Overall vacancy fell to 6.7 percent in the fourth quarter, down from 6.8 percent in the previous period and 7.3 percent a year earlier. That’s the lowest level of vacancy since the first quarter of 2001.
“This is about as good as it gets,” said broker David Bercu, a principal in Colliers’ Rosemont office. “We’ve got really strong demand, equilibrium between supply and demand, a healthy economy and no apparent indicators that things are going to slow down. What’s really positive is that there is strength across all geographic areas of the market and all deal sizes.”
Amazon continued to be a dominant force, signing the three largest leases of the fourth quarter. The Seattle-based e-commerce behemoth accounted for five of the 10 largest industrial leases in the area in 2016.
Its fourth-quarter deals included two in Aurora: 954,720 square feet at 1 Duke Parkway and 402,860 square feet at 4200 Ferry Road, both in Butterfield Corporate Park. The second-largest deal of the quarter was a 626,848-square-foot lease at 1750 Bridge Drive in Waukegan.

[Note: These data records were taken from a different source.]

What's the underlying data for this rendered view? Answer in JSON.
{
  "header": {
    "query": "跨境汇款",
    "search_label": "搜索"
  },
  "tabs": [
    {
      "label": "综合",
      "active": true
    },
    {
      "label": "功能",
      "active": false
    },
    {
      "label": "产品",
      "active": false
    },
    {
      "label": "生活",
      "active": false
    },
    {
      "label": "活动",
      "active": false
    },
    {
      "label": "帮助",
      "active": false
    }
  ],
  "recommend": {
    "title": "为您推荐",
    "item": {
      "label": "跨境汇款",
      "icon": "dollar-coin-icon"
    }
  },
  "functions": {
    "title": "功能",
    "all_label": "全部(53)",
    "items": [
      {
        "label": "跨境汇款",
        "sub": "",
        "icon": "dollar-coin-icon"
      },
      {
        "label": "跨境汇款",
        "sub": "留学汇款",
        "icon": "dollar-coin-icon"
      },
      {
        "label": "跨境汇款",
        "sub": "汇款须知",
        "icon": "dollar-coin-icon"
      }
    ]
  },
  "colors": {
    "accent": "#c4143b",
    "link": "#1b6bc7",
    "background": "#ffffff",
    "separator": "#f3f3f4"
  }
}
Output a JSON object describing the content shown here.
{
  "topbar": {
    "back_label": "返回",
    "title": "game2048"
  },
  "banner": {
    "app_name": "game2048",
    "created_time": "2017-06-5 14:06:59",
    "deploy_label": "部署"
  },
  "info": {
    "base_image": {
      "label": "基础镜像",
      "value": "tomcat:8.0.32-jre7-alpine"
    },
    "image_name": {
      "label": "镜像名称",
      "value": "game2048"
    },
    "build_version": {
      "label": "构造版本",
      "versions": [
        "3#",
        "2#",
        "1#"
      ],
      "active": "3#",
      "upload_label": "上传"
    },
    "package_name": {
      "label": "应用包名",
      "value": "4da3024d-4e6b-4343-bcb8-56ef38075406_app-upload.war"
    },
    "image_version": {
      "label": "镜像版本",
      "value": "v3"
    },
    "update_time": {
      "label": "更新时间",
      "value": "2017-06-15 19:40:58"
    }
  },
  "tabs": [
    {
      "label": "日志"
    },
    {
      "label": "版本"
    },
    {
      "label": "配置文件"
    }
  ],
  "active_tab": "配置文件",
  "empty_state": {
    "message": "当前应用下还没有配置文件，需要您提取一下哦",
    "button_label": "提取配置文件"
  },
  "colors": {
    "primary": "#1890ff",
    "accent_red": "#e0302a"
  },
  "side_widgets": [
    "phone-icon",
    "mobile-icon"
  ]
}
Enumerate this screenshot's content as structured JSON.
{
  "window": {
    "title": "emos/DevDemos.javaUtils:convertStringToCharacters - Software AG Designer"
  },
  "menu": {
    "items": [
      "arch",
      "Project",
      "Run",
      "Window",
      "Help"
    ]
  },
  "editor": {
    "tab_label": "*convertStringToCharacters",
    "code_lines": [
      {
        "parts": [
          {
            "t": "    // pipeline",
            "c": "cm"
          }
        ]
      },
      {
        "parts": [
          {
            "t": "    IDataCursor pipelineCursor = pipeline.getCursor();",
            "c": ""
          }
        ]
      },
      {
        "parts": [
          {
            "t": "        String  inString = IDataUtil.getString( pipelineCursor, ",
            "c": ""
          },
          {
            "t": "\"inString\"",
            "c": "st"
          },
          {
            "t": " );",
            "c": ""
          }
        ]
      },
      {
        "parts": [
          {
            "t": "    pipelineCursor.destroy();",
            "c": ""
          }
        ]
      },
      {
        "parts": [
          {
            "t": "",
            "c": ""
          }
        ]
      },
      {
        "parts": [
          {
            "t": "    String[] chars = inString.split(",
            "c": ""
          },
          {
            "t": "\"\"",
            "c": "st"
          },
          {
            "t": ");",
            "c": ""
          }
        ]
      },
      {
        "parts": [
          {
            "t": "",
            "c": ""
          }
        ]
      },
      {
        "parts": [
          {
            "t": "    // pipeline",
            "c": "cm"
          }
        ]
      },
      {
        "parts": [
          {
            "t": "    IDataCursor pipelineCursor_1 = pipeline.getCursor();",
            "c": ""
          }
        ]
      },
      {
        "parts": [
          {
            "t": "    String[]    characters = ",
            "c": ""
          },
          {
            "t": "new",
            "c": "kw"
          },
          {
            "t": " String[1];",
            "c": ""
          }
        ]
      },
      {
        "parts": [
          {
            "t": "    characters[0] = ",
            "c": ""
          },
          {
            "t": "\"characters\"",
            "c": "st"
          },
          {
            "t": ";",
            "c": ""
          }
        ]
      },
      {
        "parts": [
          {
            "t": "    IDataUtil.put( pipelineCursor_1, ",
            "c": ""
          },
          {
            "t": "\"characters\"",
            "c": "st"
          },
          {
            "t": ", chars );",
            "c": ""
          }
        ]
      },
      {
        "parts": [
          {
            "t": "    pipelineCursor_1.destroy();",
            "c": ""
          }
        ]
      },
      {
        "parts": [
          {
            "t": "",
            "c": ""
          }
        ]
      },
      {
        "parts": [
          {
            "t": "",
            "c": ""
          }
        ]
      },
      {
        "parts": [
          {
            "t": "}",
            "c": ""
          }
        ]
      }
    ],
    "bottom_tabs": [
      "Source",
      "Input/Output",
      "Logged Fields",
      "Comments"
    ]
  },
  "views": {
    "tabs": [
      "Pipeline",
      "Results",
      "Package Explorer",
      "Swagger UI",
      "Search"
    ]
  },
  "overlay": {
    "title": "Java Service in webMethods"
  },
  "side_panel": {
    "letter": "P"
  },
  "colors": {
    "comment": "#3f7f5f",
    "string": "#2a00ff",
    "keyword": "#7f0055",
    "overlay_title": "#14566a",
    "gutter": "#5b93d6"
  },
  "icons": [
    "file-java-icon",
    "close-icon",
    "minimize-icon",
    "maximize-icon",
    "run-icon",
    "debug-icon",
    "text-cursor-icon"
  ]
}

“Amazon is a beast,” Bercu said. “Now that they’ve made a concerted effort to get into Illinois, they are absorbing space at a rapid pace.
“I think they’ve got their eyes on some other opportunities. They’ll probably make a couple more deals (in 2017), but I don’t think they’ll be responsible for five of the 10 largest again.”
Demand, as measured by net absorption—the change in the amount of occupied space compared with the previous period—was positive for the 19th consecutive quarter. Tenants gobbled up 7.1 million square feet during the fourth quarter.
The Chicago area has about 1.35 billion square feet of total warehouse space.
Developers are trying to line up new projects to meet demand. In some top markets, such as around O’Hare International Airport, sites are tough to come by, Bercu said.
“In and around O’Hare, the cost of land is getting back to 2007 pricing, which was the peak,” he said. “Anything that’s considered an infill location is achieving premium pricing.”
Although there are no obvious factors that would slow the industrial market in 2017, President Donald Trump’s saber-rattling on international trade bears watching, Bercu said.
“Our industry thrives on imports and imports,” he said. “If there’s less product coming into the United States and being shipped out, companies aren’t going to have as much need for warehouse space. I don’t think it’s a major concern, but it’s something we’ll have to keep an eye on.”